**Problem to work on:** Below are the entries. Set down exactly the line containing "Decode this image" and each line after it.

**Excerpted records:**
******

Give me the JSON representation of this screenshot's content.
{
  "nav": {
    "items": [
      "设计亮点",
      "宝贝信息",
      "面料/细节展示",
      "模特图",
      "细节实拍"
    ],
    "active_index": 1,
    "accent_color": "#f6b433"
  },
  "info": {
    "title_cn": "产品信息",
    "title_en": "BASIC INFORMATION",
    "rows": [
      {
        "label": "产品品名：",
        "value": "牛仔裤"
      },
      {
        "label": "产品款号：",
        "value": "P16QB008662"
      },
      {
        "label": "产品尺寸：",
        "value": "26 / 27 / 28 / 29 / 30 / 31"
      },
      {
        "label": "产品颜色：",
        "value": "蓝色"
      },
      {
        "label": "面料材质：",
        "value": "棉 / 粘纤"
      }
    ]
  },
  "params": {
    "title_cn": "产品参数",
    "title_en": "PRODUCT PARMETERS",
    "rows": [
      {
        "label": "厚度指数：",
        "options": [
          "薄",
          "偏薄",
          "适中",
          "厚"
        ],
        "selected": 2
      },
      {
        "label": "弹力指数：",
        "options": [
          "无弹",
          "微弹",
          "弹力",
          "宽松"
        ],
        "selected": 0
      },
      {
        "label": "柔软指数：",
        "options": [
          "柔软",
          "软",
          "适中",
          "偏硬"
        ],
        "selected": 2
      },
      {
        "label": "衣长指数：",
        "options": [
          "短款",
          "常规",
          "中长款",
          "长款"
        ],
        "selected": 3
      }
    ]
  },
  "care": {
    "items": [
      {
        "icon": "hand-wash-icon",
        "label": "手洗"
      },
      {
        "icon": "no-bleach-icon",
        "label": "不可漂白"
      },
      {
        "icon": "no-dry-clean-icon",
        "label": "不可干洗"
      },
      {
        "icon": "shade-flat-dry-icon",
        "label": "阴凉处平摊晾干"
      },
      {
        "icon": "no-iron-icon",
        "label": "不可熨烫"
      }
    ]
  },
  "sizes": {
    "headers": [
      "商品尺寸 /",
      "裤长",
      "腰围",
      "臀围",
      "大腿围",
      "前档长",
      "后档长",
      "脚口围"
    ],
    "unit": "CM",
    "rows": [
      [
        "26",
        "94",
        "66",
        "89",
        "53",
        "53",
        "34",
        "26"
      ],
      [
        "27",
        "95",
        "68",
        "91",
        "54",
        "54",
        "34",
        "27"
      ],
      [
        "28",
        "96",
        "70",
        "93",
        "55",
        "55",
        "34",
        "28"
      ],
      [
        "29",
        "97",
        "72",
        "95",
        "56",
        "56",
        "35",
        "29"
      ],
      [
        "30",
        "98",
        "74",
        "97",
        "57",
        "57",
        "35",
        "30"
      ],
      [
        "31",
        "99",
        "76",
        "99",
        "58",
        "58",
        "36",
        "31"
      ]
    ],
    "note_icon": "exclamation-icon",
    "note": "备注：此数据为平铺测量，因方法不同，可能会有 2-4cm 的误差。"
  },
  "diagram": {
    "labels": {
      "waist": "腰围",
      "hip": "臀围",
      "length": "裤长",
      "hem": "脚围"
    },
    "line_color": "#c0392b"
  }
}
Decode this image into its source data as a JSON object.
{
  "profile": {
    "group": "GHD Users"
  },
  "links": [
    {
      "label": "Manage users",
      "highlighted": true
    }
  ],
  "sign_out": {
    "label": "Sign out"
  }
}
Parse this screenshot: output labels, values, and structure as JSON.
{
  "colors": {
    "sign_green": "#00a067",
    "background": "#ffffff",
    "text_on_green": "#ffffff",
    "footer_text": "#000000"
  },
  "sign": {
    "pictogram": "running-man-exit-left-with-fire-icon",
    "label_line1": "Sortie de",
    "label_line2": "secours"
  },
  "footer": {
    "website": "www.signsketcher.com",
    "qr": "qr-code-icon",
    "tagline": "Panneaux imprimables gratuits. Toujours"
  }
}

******

**Answer section:**
Decode this image into its source data as a JSON object.
{
  "profile": {
    "group": "GHD Users"
  },
  "links": [
    {
      "label": "Manage users",
      "highlighted": true
    }
  ],
  "sign_out": {
    "label": "Sign out"
  }
}
Parse this screenshot: output labels, values, and structure as JSON.
{
  "colors": {
    "sign_green": "#00a067",
    "background": "#ffffff",
    "text_on_green": "#ffffff",
    "footer_text": "#000000"
  },
  "sign": {
    "pictogram": "running-man-exit-left-with-fire-icon",
    "label_line1": "Sortie de",
    "label_line2": "secours"
  },
  "footer": {
    "website": "www.signsketcher.com",
    "qr": "qr-code-icon",
    "tagline": "Panneaux imprimables gratuits. Toujours"
  }
}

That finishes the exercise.